Reflections on fourty years of leaking cyanide in Libya

This post is about answering a number of questions that you have posed to me in your emails. I tried to combine them all in one place. I  probably did something similar about five years ago  …. I hope it helps assuage the readers curiousity.

For the record, I am a native Libyan who has lived the majority of her  life in Tripoli with my family. Yes obviously the war has affected our daily life in Tripoli. The majority had a similar experience to what Khadijater wrote in her diary  of the past few months.

Not going to work meant  that I had a lot of time on my hand. At the end of February  beginning of March I passed through a phase of stupor where I would be sleeping a lot of the time during the day. I think it was a 10 day  period. Then I got myself together and realised there was no point in having a nervous breakdown because it was just not my style. I looked at myself in the mirror on that fateful morning and saw how my once black hair had turned white. It was not like having your first warning of white hairs no it was whole patches of white hair,  pepper and salt .  Now people tell me it's not really that much but I notice it is , the black does not look the jet black of old times because the white is tempering in. It was a shock for me. Not the shock of getting old, I know my age lol, but the shock of it happening overnight.

Life was never the same not only for us in Tripoli but for any of us in Libya. Before the uprising  most Libyans had stopped watching Libyan state TV ( there was not any other kind of  Libyan TV anyway) except for Ramadan when we liked to watch the Libyan programmes. But once the war started we would be checking the Libyan TV along with all the other satellite channels. The Libyan media was taken aback at the beginning but they quickly recovered and deployed all their arsenal. To be honest we have to give them credit for putting up that façade for so long. Six months is a long time to stand in the face of the international deluge and  giant media machine. 

Regardless of whether you were pro or anti Gaddafi,  those people manning the broadcasting station had the hardest job of all.  To be vilified by millions and yet keep having to do this job because it was a matter of not your own survival but probably that of your family members. Just check what  Ruwida has to say:

"i was afraid because not only me even every part of my family will be harmed , non of my relatives can live there normal lives simply and this anti Qaddafi stigma can be inherited too , and you cant get paper that you dont have any anti Qaddafi relatives"

She is talking about blogging but this applies to anything in Libya. This is someone who lives thousands of kilometers away from Tripoli  in Benghazi and can still feel the heavy arm of the Gaddafi regime so what do you think is the fate of those living in Tripoli where he has all his 'machine' with him ?

Having an anti – Gaddafi stigma is non erasable even  if you have been informed it was forgotten and you were forgiven, they can still  throw it at your face whenever they want. Being neutral  was slightly safer until someone decided to  'out' you to the authorities  and then only God could help you. This poisoned atmosphere is how we lived for 40 years and it has increased a hundred fold by the first week of  February 2011. Is it any wonder why so many Libyans had heart disease, diabetes,  hypertension and even cancer or why are we on the top list of dangerous driving countries ?

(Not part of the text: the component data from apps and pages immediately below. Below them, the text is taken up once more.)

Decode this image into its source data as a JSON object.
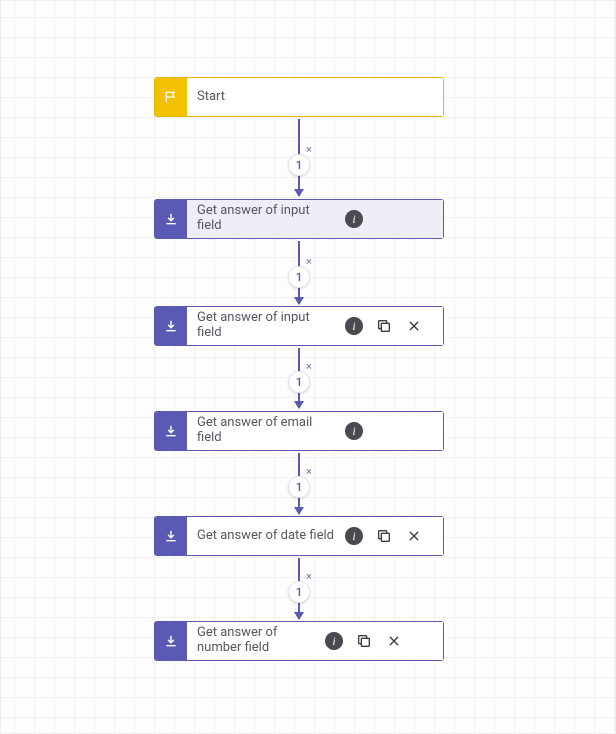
{
  "colors": {
    "start": "#f2c200",
    "action": "#5a5ab5",
    "grid": "#f0f0f0"
  },
  "connector_badge": "1",
  "connector_x": "×",
  "nodes": {
    "start": {
      "label": "Start"
    },
    "n1": {
      "label": "Get answer of input field"
    },
    "n2": {
      "label": "Get answer of input field"
    },
    "n3": {
      "label": "Get answer of email field"
    },
    "n4": {
      "label": "Get answer of date field"
    },
    "n5": {
      "label": "Get answer of number field"
    }
  }
}
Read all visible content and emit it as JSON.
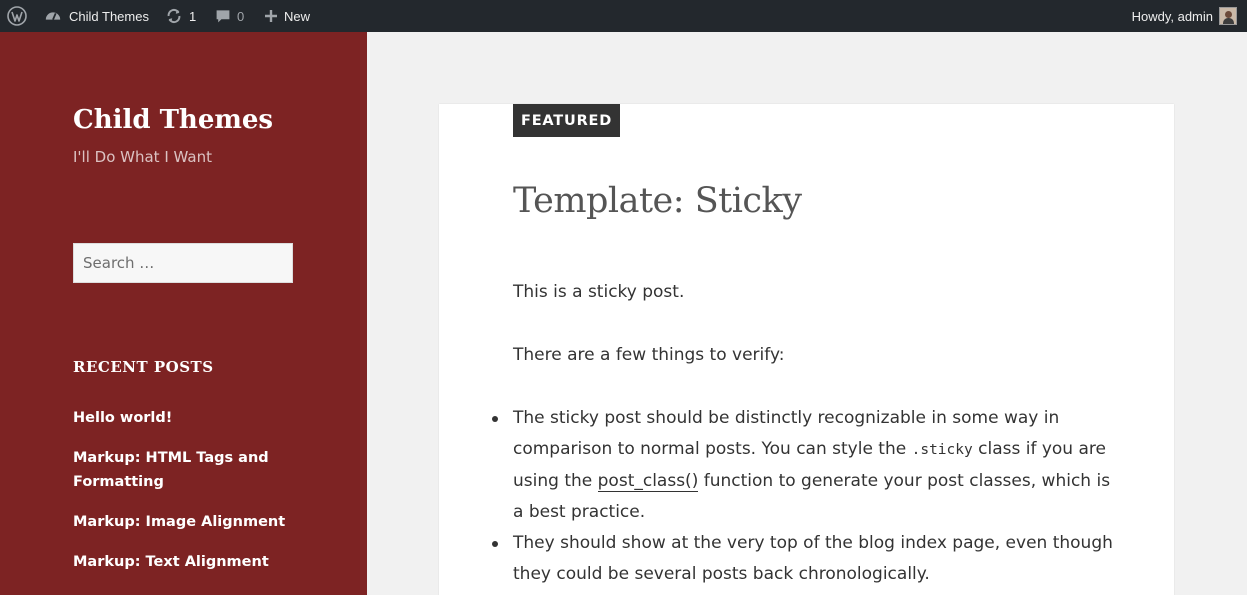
{
  "adminbar": {
    "site_name": "Child Themes",
    "updates_count": "1",
    "comments_count": "0",
    "new_label": "New",
    "howdy": "Howdy, admin"
  },
  "sidebar": {
    "site_title": "Child Themes",
    "site_description": "I'll Do What I Want",
    "search_placeholder": "Search …",
    "recent_posts_title": "RECENT POSTS",
    "recent_posts": [
      {
        "label": "Hello world!"
      },
      {
        "label": "Markup: HTML Tags and Formatting"
      },
      {
        "label": "Markup: Image Alignment"
      },
      {
        "label": "Markup: Text Alignment"
      }
    ]
  },
  "post": {
    "badge": "FEATURED",
    "title": "Template: Sticky",
    "p1": "This is a sticky post.",
    "p2": "There are a few things to verify:",
    "li1_a": "The sticky post should be distinctly recognizable in some way in comparison to normal posts. You can style the ",
    "li1_code": ".sticky",
    "li1_b": " class if you are using the ",
    "li1_link": "post_class()",
    "li1_c": " function to generate your post classes, which is a best practice.",
    "li2": "They should show at the very top of the blog index page, even though they could be several posts back chronologically."
  },
  "colors": {
    "sidebar_bg": "#7d2323",
    "adminbar_bg": "#23282d",
    "page_bg": "#f1f1f1"
  }
}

Just some food for thought, there will probably be a sequel for this post  so much pent up stuff that needs to be released.